However, this kind of thinking lasts only until the pain starts to progress and becomes unbearable. This time, they make a mad dash to the doctor. But up until it gets to this point, people rely solely on over-the-counter pain medication to make their pain go away. At first glance, there is nothing wrong with taking over-the-counter pain killers. After all, they are sold over-the-counter because you don’t need a doctor’s prescription to buy them which means they are safe. But are they really safe?
Over-the-counter pain killers are safe only when they are taken the way they should be taken. This means that people should read their their labels first to check the maximum allowable dosage. Even more important than reading the labels is actually following what they say. In a survey, 50 percent of Americans admit to disregarding dosage instructions when it comes to pain killers, without giving much thought to consequences.
Another common indication on pain killer labels is the “no alcohol” sign. This means only one thing – that there should be no intake of alcohol as long as the medication is being used. Again, people completely ignore the warning and enjoy their alcohol. People who take over-the-counter pain killers should know that an overdose or constant use of pain killers cause liver damage. Also, many types of over-the-counter medications, when combined with alcohol, cause stomach bleeding. People in pain should take note of these consequences before taking two to three pills at a time and before grabbing a bottle of beer. Another important item on the label is the expiration date of the medication. People who are in pain sometimes rummage through drawers and cabinets and take whatever pain killer they can find without even checking if it’s not yet expired.
Taking pain management into your own hands requires you to be, at the very least, informed about the consequences and perils of misusing over-the-counter pain killers. It requires you to act responsibly by following instructions and paying close attention to all the information in the labels and literature of the medication.
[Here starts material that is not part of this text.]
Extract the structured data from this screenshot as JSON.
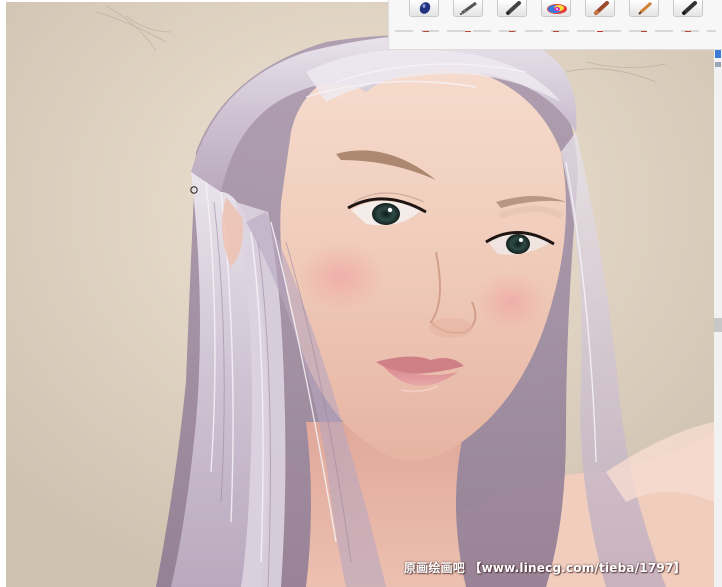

If you need some clarifications and asking a doctor is not an option, at least ask the pharmacist to explain it for you.